5. Basic Automotive Repair
How is changing a tire a healthy habit to teach your family this year? When your 16-year-old is stranded on a deserted highway at night, you immediately understand the benefit to their safety.
Teach your children basic skills such as how to change a tire and battery. If you’re not too savvy under the hood yourself, consider it a learning adventure you can take together. You’ll feel much more confident the next time you have to take your vehicle to the mechanic when you can accurately name the various engine parts.
6. Limiting Screen Time
The pandemic rang in an increase in screen time, with more people working and learning from home. It’s understandable if you got a little lax with enforcement in all the hullabaloo, but it’s time to get back on a healthier track.
Teach your children about the way the blue light wavelength messes with their circadian rhythms. Older kids, in particular, are more likely to comply if they understand the rationale behind the “no phones after lights out” rule versus viewing it as capricious.
7. Getting Outdoors Every Day
Going outside has oodles of yummy health benefits. Plants emit phytoncides, chemicals they use for defense. When humans breathe them, it kicks up their immunity. Furthermore, sunlight helps your body produce natural vitamin D, a far more bioavailable form of the hormone than you’ll find on supplement shelves.
Encourage your children to get outside daily. Take younger ones to the park whenever the weather permits. Consider implementing a post-dinner walk once or twice a week — it could improve your communication, too.
8. Identifying Their Emotions
Emotions drive thoughts, which in turn compel behavior. However, your child could act erratically without understanding what motivates them if you don’t teach them to identify their feelings.
These maladaptive responses can severely impact their life trajectory. For example, someone who never learned healthy ways to express anger could end up getting fired time and again. Instead of engaging in self-reflection, they reinforce their belief that the world is out to get them.
Spend time teaching your child to identify how they feel. Be a good role model — use “I” statements like, “I feel frustrated,” or “I feel irritated.” Give them the vocabulary they need, and discuss healthy ways to process and vent various emotions. For example, it’s okay to lie on the bed and pound a pillow when angry but not break someone else’s toys or hit them.
9. Keeping a Regular Bedtime
Sleep is vital to your child’s mental and physical development. One of the best ways to instill positive sleep hygiene is to keep a regular bedtime — even on the weekends. Doing so helps synchronize your child’s circadian rhythms, making it easier for them to fall under.
However, let your child have some say in their bedtime, within reason. For example, many teenagers naturally stay up late and sleep in the next day. As long as their habits don’t disturb other family members or make them late for school, they should listen to their bodies.
Smart, Healthy Habits to Teach Your Family This Year

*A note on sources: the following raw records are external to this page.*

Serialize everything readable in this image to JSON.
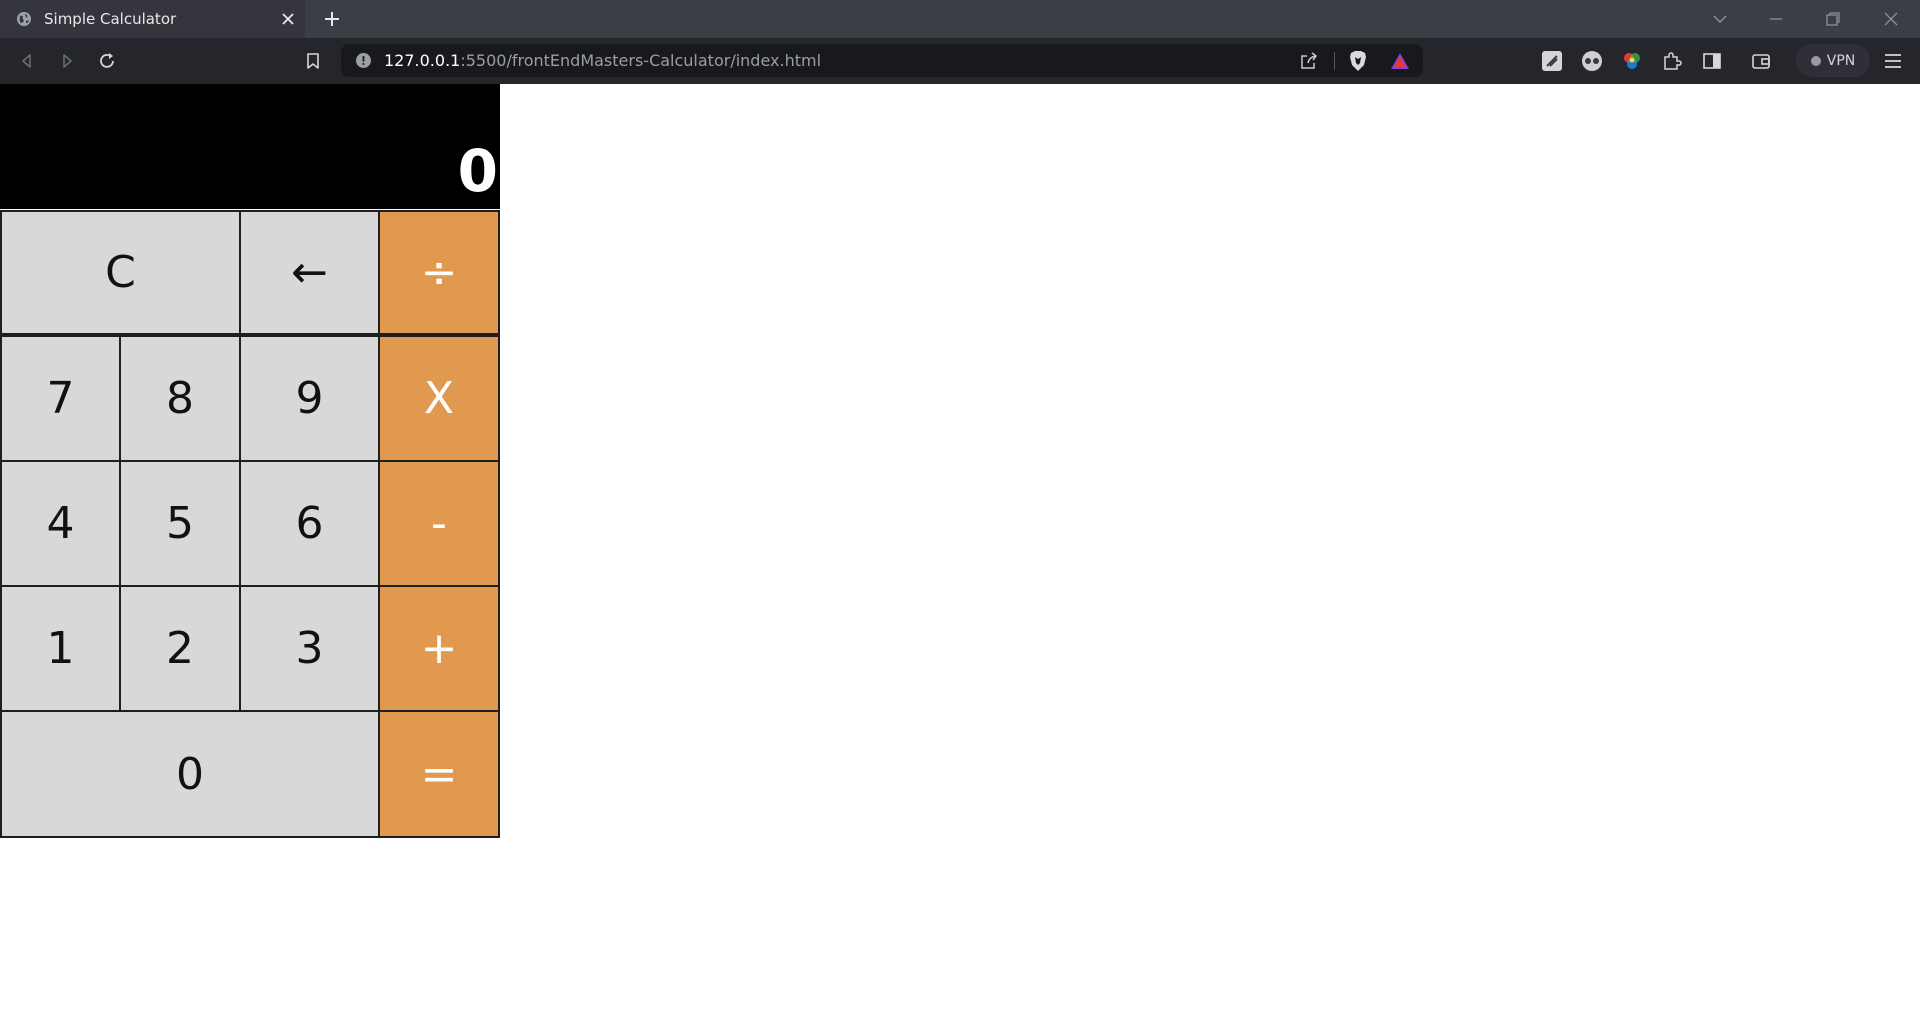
{
  "browser": {
    "tab": {
      "title": "Simple Calculator",
      "favicon": "globe-icon"
    },
    "address": {
      "host": "127.0.0.1",
      "rest": ":5500/frontEndMasters-Calculator/index.html"
    },
    "vpn_label": "VPN",
    "icons": [
      "back-icon",
      "forward-icon",
      "reload-icon",
      "bookmark-icon",
      "site-info-icon",
      "share-icon",
      "brave-shield-icon",
      "brave-rewards-icon",
      "extension-icon",
      "puzzle-icon",
      "sidebar-icon",
      "wallet-icon",
      "menu-icon"
    ]
  },
  "calculator": {
    "display": "0",
    "keys": {
      "clear": "C",
      "backspace": "←",
      "divide": "÷",
      "seven": "7",
      "eight": "8",
      "nine": "9",
      "multiply": "X",
      "four": "4",
      "five": "5",
      "six": "6",
      "minus": "-",
      "one": "1",
      "two": "2",
      "three": "3",
      "plus": "+",
      "zero": "0",
      "equals": "="
    },
    "colors": {
      "display_bg": "#000000",
      "key_bg": "#d8d8d8",
      "operator_bg": "#e0994e",
      "operator_text": "#ffffff"
    }
  }
}
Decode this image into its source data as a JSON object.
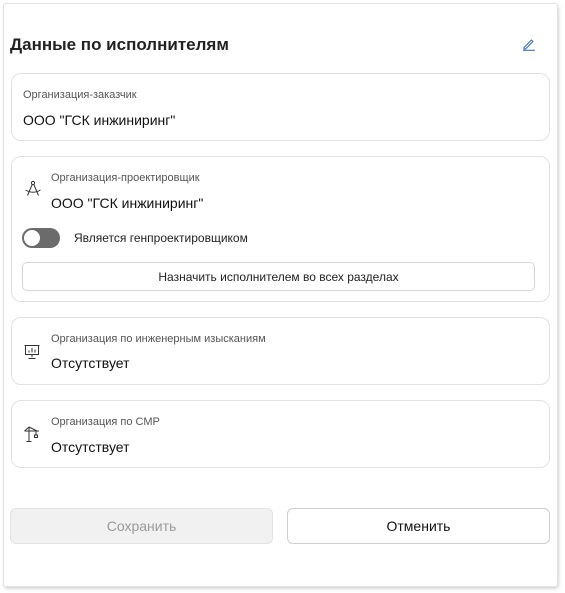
{
  "header": {
    "title": "Данные по исполнителям",
    "edit_icon": "pencil-icon",
    "accent_color": "#3a6fd8"
  },
  "customer": {
    "label": "Организация-заказчик",
    "value": "ООО \"ГСК инжиниринг\""
  },
  "designer": {
    "icon": "compass-icon",
    "label": "Организация-проектировщик",
    "value": "ООО \"ГСК инжиниринг\"",
    "toggle_label": "Является генпроектировщиком",
    "toggle_on": false,
    "assign_button": "Назначить исполнителем во всех разделах"
  },
  "surveys": {
    "icon": "presentation-chart-icon",
    "label": "Организация по инженерным изысканиям",
    "value": "Отсутствует"
  },
  "construction": {
    "icon": "crane-icon",
    "label": "Организация по СМР",
    "value": "Отсутствует"
  },
  "footer": {
    "save_label": "Сохранить",
    "cancel_label": "Отменить"
  }
}
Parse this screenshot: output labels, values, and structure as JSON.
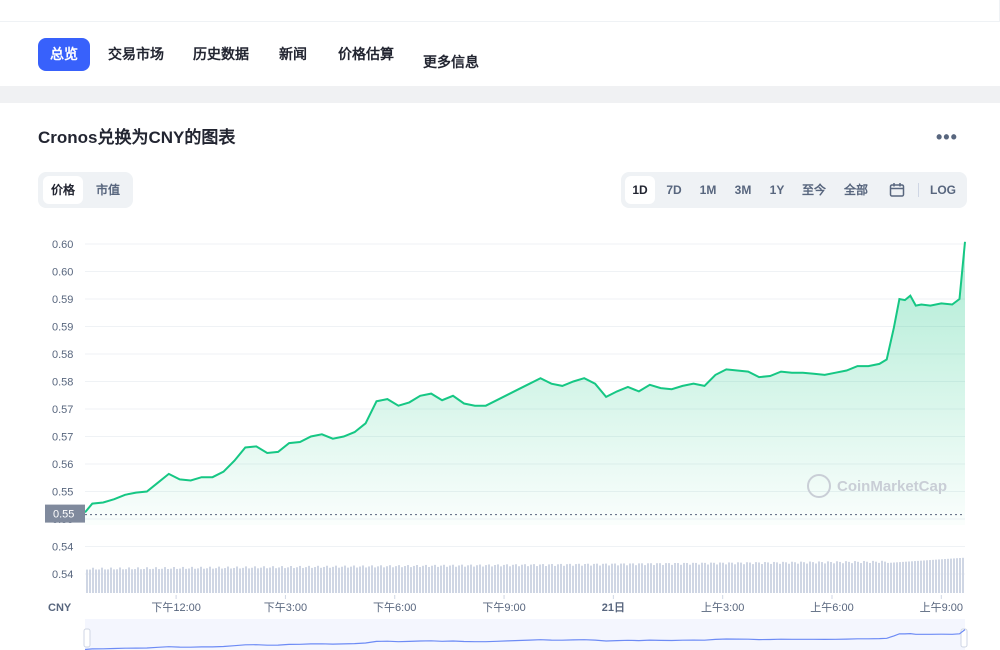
{
  "nav": {
    "tabs": [
      {
        "label": "总览",
        "active": true
      },
      {
        "label": "交易市场"
      },
      {
        "label": "历史数据"
      },
      {
        "label": "新闻"
      },
      {
        "label": "价格估算"
      },
      {
        "label": "更多信息"
      }
    ]
  },
  "chart_header": {
    "title": "Cronos兑换为CNY的图表",
    "more_icon": "more-horizontal-icon",
    "type_toggle": [
      "价格",
      "市值"
    ],
    "ranges": [
      "1D",
      "7D",
      "1M",
      "3M",
      "1Y",
      "至今",
      "全部"
    ],
    "calendar_icon": "calendar-icon",
    "log_label": "LOG"
  },
  "watermark": {
    "text": "CoinMarketCap",
    "icon": "coinmarketcap-logo-icon"
  },
  "colors": {
    "accent": "#3861fb",
    "line": "#16c784",
    "volume": "#cfd6e4",
    "navigator_line": "#6d8bf5"
  },
  "chart_data": {
    "type": "line",
    "currency_label": "CNY",
    "current_price_label": "0.55",
    "y_tick_labels": [
      "0.60",
      "0.60",
      "0.59",
      "0.59",
      "0.58",
      "0.58",
      "0.57",
      "0.57",
      "0.56",
      "0.55",
      "0.55",
      "0.54",
      "0.54"
    ],
    "y_tick_values": [
      0.6025,
      0.6,
      0.5975,
      0.595,
      0.5925,
      0.59,
      0.5875,
      0.585,
      0.5825,
      0.58,
      0.5775,
      0.575,
      0.5725
    ],
    "ylim": [
      0.5715,
      0.6035
    ],
    "x_tick_labels": [
      "下午12:00",
      "下午3:00",
      "下午6:00",
      "下午9:00",
      "21日",
      "上午3:00",
      "上午6:00",
      "上午9:00"
    ],
    "x_tick_hours": [
      2.5,
      5.5,
      8.5,
      11.5,
      14.5,
      17.5,
      20.5,
      23.5
    ],
    "x_range_hours": [
      0,
      24.15
    ],
    "current_price": 0.5779,
    "series": [
      {
        "x": [
          0,
          0.2,
          0.5,
          0.8,
          1.1,
          1.4,
          1.7,
          2.0,
          2.3,
          2.6,
          2.9,
          3.2,
          3.5,
          3.8,
          4.1,
          4.4,
          4.7,
          5.0,
          5.3,
          5.6,
          5.9,
          6.2,
          6.5,
          6.8,
          7.1,
          7.4,
          7.7,
          8.0,
          8.3,
          8.6,
          8.9,
          9.2,
          9.5,
          9.8,
          10.1,
          10.4,
          10.7,
          11.0,
          11.3,
          11.6,
          11.9,
          12.2,
          12.5,
          12.8,
          13.1,
          13.4,
          13.7,
          14.0,
          14.3,
          14.6,
          14.9,
          15.2,
          15.5,
          15.8,
          16.1,
          16.4,
          16.7,
          17.0,
          17.3,
          17.6,
          17.9,
          18.2,
          18.5,
          18.8,
          19.1,
          19.4,
          19.7,
          20.0,
          20.3,
          20.6,
          20.9,
          21.2,
          21.5,
          21.8,
          22.0,
          22.2,
          22.35,
          22.5,
          22.65,
          22.8,
          22.95,
          23.2,
          23.5,
          23.8,
          24.0,
          24.15
        ],
        "y": [
          0.5781,
          0.5789,
          0.579,
          0.5793,
          0.5797,
          0.5799,
          0.58,
          0.5808,
          0.5816,
          0.5811,
          0.581,
          0.5813,
          0.5813,
          0.5818,
          0.5828,
          0.584,
          0.5841,
          0.5835,
          0.5836,
          0.5844,
          0.5845,
          0.585,
          0.5852,
          0.5848,
          0.585,
          0.5854,
          0.5862,
          0.5882,
          0.5884,
          0.5878,
          0.5881,
          0.5887,
          0.5889,
          0.5883,
          0.5887,
          0.588,
          0.5878,
          0.5878,
          0.5883,
          0.5888,
          0.5893,
          0.5898,
          0.5903,
          0.5898,
          0.5896,
          0.59,
          0.5903,
          0.5898,
          0.5886,
          0.5891,
          0.5895,
          0.5891,
          0.5897,
          0.5894,
          0.5893,
          0.5896,
          0.5898,
          0.5896,
          0.5906,
          0.5911,
          0.591,
          0.5909,
          0.5904,
          0.5905,
          0.5909,
          0.5908,
          0.5908,
          0.5907,
          0.5906,
          0.5908,
          0.591,
          0.5914,
          0.5914,
          0.5916,
          0.592,
          0.5949,
          0.5975,
          0.5974,
          0.5978,
          0.5969,
          0.597,
          0.5969,
          0.5971,
          0.597,
          0.5975,
          0.6027
        ]
      }
    ]
  }
}
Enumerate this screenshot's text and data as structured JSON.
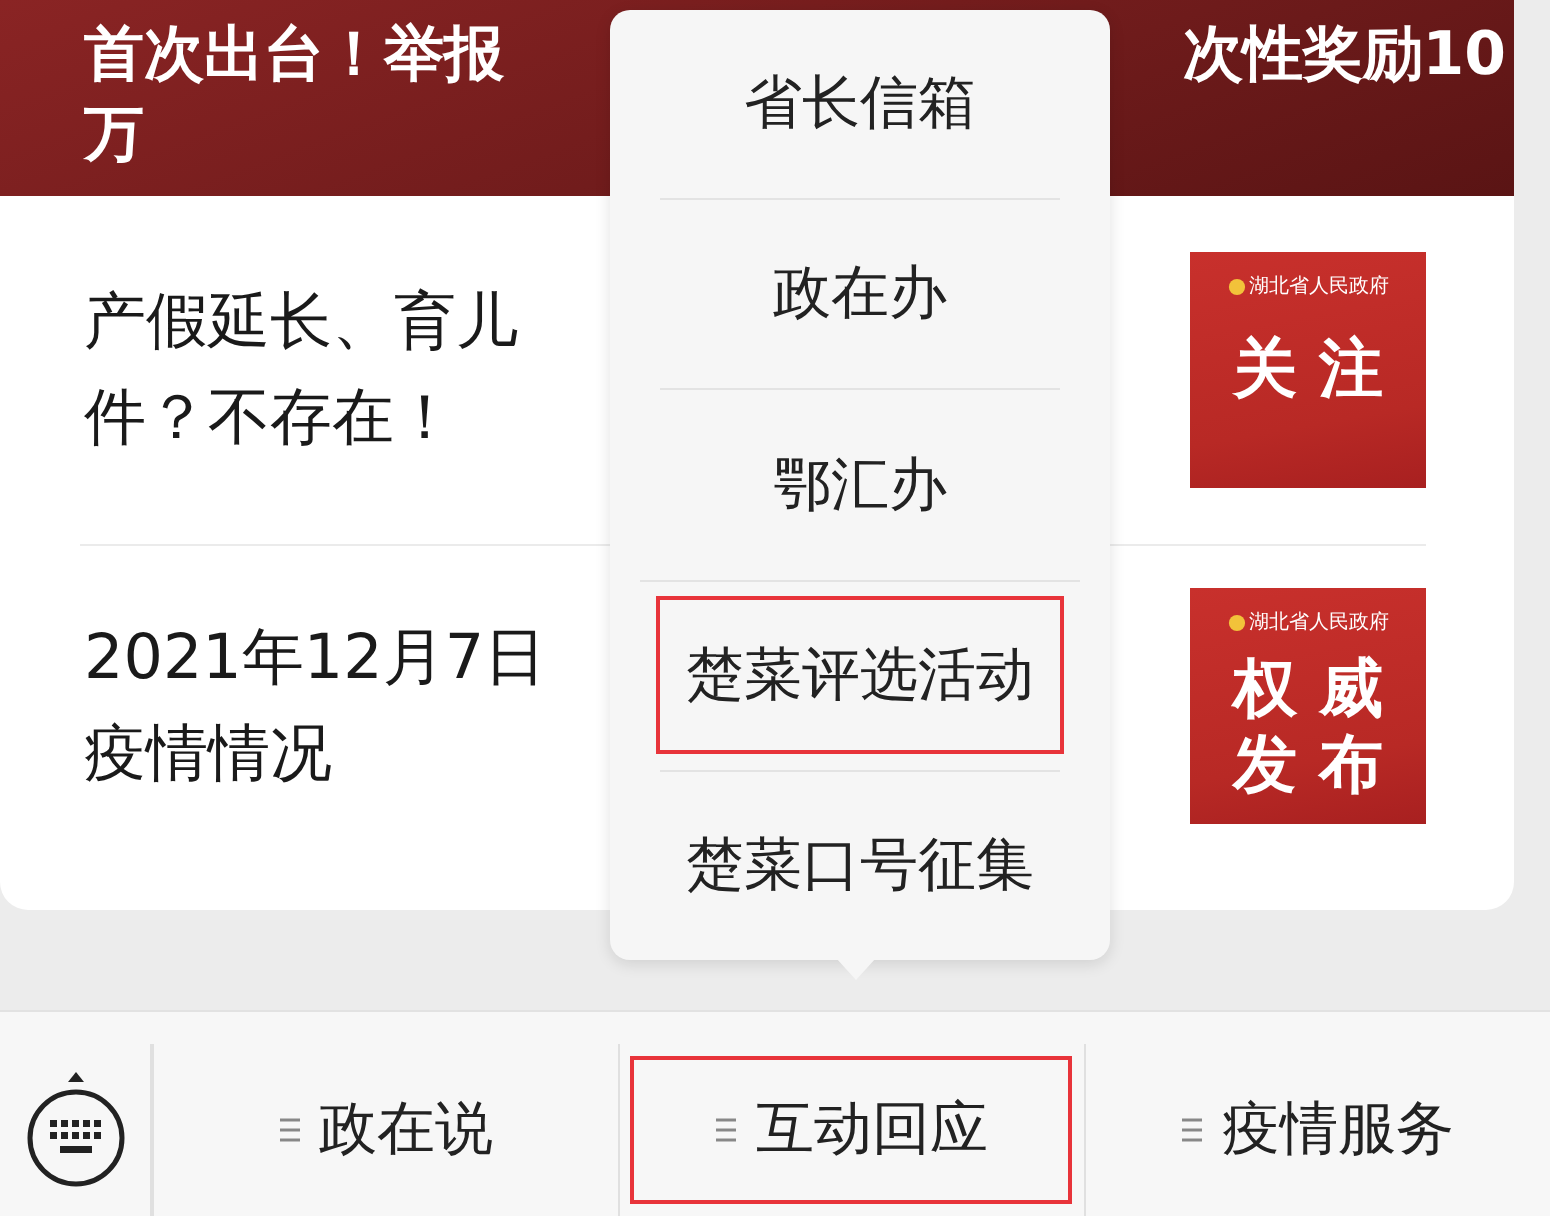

Improving your loved ones’ well-being doesn’t require drastic measures. The most significant impact often comes from what you do every day. Teach your family these smart, healthy habits this year and instill better practices for life.